The best soil germination temperatures are between 18 and 24°C in autumn or spring, and seed can be sown directly into beds, or into seedling trays. Cover the seeds lightly with sifted soil, and for seedling trays you can cover the seed lightly with sifted soil or perlite before watering and placing the trays in bright light. Seeds will take 4 to 7 days to germinate and should flower in about 14 weeks.

When the seedlings are about 10cm tall, pinch off the stem tips to encourage shorter but more abundant flower spikes. If you are purchasing trays of snapdragon seedlings try to purchase them ‘green’ but if they already have flowers or buds, cut them off before planting. This allows the plant to concentrate on root growth, which in turn means a sturdier, bushy plant that will later shoot nice strong flowering spikes.

Cutting the flowers regularly for the vase will force the plants to produce additional stems that will bloom later in the season. Removing dead flower spikes regularly, called "deadheading", will also prolong their flowering period. When they do stop flowering, cut the plants back by two thirds, mulch with compost and feed. This, together with regular watering, will encourage the plants to grow and produce one more set of blooms.

Antirrhinum Double Twinny 'Appleblossom' Picture courtesy Ball StraathofAntirrhinum Double Twinny 'Appleblossom' Picture courtesy Ball StraathofPropagation:

Snaps are easily grown from seed harvested at the end of the season, and collecting them is a lot of fun, especially for children, as the dried seed pods cannily resemble tiny human skulls. You can collect seeds by letting the flowers fade naturally instead of deadheading them. Once the pods are brown, remove them and put them into a brown paper bag or envelope to dry out completely. Remove the seeds and replant them immediately, or store in a cool, dry place.

The best soil germination temperatures are between 18 and 24°C, and if you’re starting your seeds in trays indoors, press the seed lightly into a moist growing material like palm peat. Transplant the seedlings into bigger pots or trays to grow on before transplanting into the garden.

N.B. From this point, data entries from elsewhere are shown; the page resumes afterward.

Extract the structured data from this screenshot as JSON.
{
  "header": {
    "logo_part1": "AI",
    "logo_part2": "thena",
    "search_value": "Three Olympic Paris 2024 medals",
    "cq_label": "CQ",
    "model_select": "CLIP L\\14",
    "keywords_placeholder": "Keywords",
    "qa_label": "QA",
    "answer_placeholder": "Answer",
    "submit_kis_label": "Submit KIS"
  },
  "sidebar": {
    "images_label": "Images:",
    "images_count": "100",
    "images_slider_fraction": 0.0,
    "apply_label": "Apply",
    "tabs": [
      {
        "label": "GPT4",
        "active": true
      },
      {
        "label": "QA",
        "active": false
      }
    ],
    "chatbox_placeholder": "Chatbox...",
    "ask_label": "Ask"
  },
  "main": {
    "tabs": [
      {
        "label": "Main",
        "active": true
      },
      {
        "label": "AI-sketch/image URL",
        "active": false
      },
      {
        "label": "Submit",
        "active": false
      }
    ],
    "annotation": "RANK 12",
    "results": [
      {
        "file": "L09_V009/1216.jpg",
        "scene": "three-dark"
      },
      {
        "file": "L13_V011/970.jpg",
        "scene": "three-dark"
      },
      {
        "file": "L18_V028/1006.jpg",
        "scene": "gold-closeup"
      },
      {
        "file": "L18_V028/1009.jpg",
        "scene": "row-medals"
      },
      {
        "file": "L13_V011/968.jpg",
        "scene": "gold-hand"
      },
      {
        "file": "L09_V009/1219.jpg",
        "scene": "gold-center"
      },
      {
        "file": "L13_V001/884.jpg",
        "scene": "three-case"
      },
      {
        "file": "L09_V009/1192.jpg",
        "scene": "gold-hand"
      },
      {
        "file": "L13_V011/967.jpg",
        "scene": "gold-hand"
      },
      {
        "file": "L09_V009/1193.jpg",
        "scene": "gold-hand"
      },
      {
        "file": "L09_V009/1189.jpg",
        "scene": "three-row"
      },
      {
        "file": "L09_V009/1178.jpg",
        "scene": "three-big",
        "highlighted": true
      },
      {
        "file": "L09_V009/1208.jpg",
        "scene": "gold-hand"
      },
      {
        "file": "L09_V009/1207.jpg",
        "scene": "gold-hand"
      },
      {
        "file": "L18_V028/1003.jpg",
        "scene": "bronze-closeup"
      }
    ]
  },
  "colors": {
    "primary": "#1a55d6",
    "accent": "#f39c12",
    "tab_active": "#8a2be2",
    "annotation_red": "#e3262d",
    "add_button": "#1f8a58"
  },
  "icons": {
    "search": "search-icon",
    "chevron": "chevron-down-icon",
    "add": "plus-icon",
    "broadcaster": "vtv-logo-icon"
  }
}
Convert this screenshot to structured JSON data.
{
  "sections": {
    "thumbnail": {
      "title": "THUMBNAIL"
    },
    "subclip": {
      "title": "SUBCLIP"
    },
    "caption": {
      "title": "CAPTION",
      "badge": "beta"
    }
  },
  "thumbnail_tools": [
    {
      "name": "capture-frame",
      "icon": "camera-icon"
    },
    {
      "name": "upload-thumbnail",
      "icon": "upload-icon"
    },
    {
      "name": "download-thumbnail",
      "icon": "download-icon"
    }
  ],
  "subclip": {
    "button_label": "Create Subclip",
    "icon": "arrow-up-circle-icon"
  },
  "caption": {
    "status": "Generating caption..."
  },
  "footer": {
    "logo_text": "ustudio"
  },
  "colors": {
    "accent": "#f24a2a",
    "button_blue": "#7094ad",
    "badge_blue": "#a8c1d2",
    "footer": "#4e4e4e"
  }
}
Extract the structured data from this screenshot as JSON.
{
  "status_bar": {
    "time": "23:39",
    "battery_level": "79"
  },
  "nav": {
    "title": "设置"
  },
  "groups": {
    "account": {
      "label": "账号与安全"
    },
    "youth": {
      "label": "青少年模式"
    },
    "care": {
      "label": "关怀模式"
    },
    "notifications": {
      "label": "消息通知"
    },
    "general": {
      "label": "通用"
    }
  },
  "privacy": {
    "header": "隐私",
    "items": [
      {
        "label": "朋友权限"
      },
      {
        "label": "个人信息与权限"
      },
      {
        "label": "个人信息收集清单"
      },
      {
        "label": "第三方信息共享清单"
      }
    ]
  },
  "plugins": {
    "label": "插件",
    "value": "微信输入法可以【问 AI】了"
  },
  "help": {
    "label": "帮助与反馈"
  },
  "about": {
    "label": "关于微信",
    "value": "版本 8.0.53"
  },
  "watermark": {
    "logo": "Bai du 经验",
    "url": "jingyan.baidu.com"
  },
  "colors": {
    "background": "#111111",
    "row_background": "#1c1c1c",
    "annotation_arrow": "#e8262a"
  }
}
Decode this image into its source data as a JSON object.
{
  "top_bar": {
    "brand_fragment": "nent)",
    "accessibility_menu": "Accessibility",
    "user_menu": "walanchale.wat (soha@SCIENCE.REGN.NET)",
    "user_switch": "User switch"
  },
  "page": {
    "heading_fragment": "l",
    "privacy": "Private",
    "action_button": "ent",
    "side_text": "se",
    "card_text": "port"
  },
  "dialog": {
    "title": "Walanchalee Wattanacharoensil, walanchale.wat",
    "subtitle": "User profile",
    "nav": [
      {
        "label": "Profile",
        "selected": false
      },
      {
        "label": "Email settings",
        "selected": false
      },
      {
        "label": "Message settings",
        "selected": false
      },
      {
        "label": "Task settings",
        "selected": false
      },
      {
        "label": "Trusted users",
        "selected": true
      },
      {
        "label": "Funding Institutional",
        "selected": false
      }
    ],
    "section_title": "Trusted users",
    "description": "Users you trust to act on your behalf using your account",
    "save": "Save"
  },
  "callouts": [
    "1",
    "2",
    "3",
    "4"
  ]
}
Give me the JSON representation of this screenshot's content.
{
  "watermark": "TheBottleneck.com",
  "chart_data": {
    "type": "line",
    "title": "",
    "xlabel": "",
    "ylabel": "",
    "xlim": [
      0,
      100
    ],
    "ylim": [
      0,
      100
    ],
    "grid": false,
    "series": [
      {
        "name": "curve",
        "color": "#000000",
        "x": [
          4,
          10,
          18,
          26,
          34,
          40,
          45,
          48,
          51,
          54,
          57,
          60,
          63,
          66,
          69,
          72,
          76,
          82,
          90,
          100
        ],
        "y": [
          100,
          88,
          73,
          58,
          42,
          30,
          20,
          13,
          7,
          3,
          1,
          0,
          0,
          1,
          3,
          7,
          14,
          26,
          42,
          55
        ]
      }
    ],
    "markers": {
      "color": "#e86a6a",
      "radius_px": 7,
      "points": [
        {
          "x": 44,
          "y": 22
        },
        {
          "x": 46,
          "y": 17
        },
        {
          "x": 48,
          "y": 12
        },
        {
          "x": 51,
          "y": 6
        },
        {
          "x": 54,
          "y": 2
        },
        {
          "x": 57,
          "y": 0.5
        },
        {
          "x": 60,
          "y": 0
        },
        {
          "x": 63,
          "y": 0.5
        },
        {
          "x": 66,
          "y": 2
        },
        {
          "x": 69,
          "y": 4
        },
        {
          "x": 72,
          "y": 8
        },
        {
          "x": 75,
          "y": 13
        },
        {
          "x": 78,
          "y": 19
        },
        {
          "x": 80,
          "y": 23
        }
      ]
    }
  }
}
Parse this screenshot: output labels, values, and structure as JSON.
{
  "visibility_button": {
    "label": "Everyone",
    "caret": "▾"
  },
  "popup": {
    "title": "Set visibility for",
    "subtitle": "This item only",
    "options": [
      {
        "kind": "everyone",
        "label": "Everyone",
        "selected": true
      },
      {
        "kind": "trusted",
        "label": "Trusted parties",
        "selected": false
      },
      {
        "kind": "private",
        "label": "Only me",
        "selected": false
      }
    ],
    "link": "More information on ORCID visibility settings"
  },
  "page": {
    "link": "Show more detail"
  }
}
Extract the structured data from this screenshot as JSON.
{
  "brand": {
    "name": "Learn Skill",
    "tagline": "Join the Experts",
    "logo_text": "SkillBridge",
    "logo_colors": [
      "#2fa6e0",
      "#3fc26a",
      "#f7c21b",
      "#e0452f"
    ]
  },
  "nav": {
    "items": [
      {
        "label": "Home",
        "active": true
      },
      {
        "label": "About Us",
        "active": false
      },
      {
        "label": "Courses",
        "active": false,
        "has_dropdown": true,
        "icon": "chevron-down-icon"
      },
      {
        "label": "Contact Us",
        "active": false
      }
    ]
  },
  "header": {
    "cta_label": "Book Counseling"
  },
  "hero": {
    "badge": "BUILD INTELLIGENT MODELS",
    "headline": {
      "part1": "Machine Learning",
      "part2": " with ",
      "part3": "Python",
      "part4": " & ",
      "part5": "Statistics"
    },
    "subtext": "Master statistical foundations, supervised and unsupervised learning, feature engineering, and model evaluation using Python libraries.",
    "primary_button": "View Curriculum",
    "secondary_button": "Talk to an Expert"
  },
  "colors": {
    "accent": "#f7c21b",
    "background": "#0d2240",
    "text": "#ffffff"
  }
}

Snapdragons can also be propagated from cuttings. You want to choose a healthy parent plant, free of any damages or diseases. Take cuttings 5 to 6cm in length, cutting just below a leaf node. As with preparing the cuttings of other plants, you must also remove the leaves at the bottom of the stem, leaving only those at the top, as this helps to prevent rot.

Drill holes into the growing medium with a pencil before dipping the cuttings in rooting hormone, and planting deeply or almost up to the top leaves. The best soil temperatures are between 18 and 24°C, so keep them in a warm spot with good light, and keep the growing medium slightly moist but not soggy by misting lightly with a spray bottle as required.  Also try to keep the growing environment reasonably humid by placing the cuttings in a little greenhouse or misting regularly until they root.  Once the cuttings have rooted, reduce humidity and transplant into individual pots or trays to grow on.

Problems, Pests & Diseases:

Rust fungus can be a significant problem with snapdragons. If rust does appear in a planting, it is best to grow snapdragons in another part of the garden the following year. This plant is also susceptible to mould, fungal leaf spots, downy mildew, wilt, and root rots. To help prevent this, ensure the soil has good drainage, space the plants correctly to ensure good air flow around the leaves, and do not water overhead. During winter it is best to water on sunny mornings so that the foliage can dry off by evening, otherwise rust and mildew could develop. During the rainy season spray with fungicide to prevent rust.

Aphids and spider mites are the most common pest problem, which may require the use of pesticides or horticultural oils in severe infestations.


Snapdragons are not poisonous for humans, dogs, cats or chickens. However it is always recommended that small children and pets are supervised in gardens, and discouraged from chewing on plants.

Always consult with a medical professional before ingesting or using any plant medicinally.